- WORK ITEM
For the listing below, give the number of lines that hold the string "mobile", without anything else.

▶

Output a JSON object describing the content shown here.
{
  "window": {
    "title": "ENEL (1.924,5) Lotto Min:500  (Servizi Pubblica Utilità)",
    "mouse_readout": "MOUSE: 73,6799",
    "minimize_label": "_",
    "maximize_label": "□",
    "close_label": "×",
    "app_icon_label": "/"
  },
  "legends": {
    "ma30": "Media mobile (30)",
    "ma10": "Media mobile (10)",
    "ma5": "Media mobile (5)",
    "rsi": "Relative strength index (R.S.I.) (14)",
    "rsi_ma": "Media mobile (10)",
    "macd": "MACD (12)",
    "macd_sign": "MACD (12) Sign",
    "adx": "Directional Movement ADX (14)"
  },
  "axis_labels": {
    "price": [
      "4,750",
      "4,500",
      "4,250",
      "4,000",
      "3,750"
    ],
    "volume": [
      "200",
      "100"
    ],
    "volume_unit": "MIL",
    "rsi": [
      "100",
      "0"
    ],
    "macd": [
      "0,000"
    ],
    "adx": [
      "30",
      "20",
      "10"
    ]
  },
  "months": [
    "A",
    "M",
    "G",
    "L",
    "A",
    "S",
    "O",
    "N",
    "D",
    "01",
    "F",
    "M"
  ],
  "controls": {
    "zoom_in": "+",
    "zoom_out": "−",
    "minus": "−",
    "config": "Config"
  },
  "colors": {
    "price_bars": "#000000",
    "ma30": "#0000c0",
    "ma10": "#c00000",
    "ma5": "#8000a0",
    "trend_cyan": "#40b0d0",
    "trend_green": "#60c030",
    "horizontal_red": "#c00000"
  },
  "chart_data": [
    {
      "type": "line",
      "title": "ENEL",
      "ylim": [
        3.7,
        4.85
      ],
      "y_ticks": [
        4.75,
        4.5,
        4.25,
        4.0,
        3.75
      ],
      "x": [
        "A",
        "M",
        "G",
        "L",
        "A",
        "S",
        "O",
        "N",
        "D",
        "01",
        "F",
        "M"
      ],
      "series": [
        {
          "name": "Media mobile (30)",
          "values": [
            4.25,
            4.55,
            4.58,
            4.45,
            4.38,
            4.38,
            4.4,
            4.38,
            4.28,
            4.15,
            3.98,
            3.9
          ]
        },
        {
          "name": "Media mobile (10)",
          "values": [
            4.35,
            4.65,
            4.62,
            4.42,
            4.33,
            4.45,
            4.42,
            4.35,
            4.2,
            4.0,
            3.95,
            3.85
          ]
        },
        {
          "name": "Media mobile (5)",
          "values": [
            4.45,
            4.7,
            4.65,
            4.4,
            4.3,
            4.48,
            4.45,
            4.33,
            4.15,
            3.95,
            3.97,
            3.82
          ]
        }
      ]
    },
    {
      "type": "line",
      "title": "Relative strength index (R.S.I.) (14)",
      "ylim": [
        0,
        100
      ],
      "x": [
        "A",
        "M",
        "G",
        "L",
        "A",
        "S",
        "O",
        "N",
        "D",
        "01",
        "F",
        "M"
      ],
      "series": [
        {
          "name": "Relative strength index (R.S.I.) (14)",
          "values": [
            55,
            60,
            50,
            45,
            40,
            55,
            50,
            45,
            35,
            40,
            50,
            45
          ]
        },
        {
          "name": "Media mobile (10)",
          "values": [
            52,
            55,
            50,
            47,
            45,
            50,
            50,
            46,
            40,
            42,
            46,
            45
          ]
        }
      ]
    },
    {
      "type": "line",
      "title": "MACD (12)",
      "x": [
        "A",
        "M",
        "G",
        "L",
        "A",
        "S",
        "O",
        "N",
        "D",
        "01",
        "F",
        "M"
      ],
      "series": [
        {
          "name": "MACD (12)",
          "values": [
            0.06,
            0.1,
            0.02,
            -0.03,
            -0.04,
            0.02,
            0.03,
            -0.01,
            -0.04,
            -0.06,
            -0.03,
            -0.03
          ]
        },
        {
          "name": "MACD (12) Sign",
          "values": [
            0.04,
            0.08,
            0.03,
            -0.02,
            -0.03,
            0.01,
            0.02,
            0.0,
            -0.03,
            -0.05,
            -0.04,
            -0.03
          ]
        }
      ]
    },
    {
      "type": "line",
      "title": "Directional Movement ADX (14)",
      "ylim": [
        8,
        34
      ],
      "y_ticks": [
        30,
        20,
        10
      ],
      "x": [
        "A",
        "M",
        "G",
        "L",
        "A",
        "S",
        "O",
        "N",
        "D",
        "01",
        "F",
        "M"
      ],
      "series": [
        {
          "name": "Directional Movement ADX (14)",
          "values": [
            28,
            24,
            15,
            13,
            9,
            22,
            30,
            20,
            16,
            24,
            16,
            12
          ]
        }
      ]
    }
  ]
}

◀
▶

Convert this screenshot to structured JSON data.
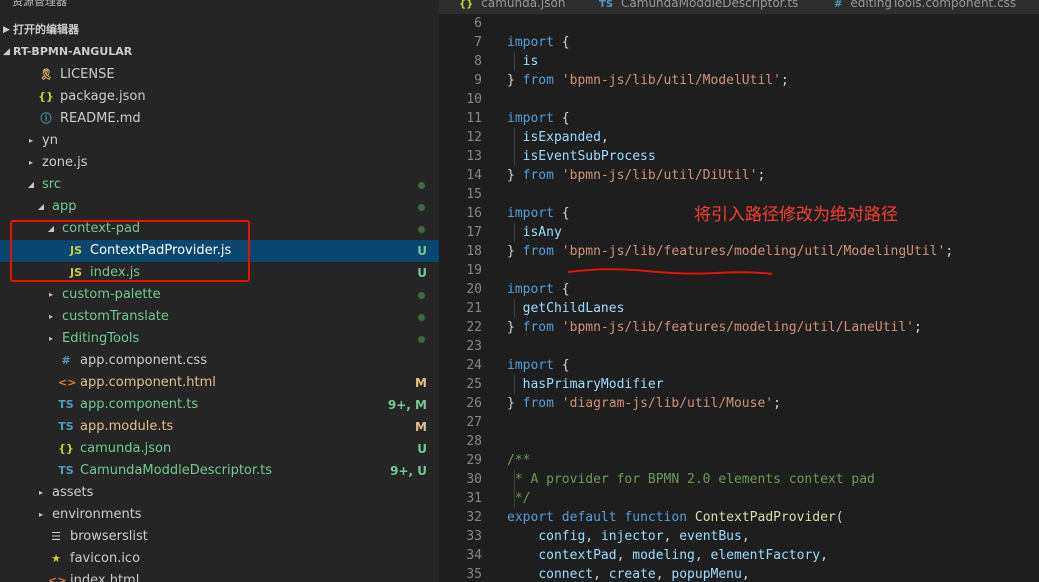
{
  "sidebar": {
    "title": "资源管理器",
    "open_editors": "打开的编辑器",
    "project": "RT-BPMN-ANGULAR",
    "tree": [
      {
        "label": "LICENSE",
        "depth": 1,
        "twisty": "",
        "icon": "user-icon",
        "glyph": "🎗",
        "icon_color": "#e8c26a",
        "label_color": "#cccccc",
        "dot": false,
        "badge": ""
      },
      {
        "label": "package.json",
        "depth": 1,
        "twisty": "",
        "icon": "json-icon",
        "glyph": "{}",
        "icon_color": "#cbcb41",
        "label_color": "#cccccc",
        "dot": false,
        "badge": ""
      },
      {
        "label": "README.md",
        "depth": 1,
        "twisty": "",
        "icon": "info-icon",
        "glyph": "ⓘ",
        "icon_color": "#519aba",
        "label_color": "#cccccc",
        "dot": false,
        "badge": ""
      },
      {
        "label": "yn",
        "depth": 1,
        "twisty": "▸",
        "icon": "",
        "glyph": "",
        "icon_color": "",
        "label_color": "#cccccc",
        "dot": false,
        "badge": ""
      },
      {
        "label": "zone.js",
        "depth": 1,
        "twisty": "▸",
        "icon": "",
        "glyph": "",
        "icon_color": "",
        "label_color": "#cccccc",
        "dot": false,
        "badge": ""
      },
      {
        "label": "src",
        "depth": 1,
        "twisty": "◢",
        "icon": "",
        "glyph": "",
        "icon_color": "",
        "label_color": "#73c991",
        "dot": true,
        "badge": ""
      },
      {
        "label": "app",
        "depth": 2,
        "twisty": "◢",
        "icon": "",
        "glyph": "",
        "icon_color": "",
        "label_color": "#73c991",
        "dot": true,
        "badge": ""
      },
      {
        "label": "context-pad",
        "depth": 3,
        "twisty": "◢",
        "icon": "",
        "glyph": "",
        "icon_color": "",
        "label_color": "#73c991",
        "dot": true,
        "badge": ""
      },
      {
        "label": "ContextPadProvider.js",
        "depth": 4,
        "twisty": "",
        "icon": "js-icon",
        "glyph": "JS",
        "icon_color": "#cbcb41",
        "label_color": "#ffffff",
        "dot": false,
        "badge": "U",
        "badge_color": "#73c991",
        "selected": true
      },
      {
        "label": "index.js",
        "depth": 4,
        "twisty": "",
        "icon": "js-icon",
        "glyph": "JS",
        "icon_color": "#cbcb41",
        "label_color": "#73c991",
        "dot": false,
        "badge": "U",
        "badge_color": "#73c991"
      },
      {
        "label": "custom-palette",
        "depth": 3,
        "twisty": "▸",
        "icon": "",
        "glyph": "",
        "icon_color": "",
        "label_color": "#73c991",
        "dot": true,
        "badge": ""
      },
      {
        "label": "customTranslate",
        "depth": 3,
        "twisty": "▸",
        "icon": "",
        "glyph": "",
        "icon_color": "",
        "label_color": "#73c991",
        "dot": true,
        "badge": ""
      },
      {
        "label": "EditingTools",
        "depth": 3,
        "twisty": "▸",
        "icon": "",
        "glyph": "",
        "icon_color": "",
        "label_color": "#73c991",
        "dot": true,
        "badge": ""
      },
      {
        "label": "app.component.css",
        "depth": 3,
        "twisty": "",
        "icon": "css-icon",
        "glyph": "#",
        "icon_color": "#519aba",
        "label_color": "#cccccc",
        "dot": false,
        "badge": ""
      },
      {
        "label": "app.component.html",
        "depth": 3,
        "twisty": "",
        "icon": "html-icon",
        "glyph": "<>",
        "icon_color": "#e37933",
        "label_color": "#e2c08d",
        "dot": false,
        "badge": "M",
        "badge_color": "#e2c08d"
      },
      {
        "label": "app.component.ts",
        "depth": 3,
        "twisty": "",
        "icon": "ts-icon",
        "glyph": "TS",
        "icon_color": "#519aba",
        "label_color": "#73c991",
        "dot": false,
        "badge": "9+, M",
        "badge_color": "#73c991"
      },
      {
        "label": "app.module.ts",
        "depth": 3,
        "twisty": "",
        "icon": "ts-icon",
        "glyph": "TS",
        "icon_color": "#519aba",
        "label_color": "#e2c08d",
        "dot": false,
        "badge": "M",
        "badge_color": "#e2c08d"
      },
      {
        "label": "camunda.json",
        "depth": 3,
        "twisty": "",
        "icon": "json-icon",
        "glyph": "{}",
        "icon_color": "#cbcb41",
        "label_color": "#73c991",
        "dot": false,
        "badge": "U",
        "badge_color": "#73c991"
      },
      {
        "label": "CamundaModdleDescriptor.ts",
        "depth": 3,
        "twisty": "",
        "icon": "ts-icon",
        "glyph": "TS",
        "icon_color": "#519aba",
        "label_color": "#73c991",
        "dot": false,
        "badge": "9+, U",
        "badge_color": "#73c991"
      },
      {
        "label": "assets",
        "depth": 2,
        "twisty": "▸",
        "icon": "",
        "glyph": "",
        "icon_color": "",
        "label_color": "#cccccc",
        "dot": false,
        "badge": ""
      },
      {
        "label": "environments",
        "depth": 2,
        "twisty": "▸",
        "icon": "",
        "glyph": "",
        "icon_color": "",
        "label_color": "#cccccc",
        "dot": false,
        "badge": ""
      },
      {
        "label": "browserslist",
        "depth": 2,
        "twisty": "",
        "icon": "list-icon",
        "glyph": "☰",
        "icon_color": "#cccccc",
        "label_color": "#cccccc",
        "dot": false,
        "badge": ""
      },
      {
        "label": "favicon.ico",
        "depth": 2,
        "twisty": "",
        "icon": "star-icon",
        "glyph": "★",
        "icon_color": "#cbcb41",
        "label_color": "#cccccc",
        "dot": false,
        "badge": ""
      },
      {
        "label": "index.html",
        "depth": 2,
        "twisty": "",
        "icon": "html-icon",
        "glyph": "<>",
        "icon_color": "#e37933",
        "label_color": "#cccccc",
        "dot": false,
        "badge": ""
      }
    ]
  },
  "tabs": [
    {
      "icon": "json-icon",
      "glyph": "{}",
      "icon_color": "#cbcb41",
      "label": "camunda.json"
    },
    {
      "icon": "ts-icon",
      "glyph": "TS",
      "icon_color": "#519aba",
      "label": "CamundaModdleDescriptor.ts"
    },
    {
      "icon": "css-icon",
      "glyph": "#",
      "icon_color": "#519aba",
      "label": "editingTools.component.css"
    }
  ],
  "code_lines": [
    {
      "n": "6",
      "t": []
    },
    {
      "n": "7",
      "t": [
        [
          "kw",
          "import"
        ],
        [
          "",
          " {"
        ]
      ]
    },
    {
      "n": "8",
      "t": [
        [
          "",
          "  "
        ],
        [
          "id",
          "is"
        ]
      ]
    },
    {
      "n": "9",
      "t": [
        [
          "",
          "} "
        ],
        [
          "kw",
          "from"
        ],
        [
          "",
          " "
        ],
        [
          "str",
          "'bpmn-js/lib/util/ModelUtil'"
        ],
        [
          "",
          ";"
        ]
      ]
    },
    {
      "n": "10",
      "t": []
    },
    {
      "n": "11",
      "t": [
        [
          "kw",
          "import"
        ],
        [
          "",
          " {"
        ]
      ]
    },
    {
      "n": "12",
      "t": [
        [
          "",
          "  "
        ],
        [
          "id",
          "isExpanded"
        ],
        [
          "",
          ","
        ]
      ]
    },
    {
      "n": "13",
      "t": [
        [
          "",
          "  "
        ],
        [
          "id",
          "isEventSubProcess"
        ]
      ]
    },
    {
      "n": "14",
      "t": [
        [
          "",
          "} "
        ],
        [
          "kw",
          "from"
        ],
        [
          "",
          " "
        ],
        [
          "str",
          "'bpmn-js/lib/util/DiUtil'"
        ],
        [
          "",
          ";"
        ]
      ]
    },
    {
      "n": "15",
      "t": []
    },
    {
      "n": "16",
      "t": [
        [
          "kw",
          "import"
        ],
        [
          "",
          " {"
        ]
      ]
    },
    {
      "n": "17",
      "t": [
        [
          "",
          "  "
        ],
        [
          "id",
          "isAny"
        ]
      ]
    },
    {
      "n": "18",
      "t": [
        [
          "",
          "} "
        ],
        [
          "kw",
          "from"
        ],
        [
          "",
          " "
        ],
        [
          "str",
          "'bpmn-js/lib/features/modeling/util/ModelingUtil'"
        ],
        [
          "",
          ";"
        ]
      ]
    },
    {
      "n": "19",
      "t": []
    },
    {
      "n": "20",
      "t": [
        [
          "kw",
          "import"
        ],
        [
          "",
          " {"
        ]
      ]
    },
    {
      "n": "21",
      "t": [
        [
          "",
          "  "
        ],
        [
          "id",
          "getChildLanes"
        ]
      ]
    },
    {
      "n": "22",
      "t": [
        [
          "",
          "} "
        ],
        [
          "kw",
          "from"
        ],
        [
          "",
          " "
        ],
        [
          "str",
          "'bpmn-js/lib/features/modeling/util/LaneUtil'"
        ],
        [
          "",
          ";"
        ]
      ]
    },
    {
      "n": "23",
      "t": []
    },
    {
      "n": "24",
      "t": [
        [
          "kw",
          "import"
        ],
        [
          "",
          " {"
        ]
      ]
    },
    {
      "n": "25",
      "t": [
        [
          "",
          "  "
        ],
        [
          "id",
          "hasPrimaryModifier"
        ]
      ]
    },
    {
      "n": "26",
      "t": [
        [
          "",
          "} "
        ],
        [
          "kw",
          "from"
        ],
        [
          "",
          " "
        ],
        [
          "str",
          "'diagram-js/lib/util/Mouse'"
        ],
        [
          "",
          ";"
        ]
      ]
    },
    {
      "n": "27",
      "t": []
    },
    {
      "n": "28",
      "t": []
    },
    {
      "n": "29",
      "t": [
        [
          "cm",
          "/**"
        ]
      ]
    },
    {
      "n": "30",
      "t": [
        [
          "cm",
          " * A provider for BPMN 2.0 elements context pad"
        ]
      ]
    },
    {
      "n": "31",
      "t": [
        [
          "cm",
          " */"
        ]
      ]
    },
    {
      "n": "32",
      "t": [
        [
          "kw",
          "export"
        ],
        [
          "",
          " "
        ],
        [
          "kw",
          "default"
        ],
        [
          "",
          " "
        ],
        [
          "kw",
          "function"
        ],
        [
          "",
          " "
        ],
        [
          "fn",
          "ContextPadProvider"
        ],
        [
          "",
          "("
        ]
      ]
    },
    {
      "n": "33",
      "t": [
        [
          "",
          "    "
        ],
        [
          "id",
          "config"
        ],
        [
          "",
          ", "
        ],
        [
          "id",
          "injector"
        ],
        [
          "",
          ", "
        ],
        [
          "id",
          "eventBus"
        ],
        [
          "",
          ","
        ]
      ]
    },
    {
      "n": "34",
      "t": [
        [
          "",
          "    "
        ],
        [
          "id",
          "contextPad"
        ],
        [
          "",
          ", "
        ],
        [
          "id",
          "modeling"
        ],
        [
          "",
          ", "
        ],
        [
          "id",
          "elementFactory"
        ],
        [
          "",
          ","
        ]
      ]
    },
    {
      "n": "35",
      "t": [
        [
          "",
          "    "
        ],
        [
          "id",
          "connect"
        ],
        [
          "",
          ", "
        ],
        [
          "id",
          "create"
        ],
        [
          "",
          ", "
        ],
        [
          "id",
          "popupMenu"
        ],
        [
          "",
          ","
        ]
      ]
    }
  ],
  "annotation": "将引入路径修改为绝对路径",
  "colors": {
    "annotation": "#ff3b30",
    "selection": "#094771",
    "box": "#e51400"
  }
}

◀

- ANSWER
8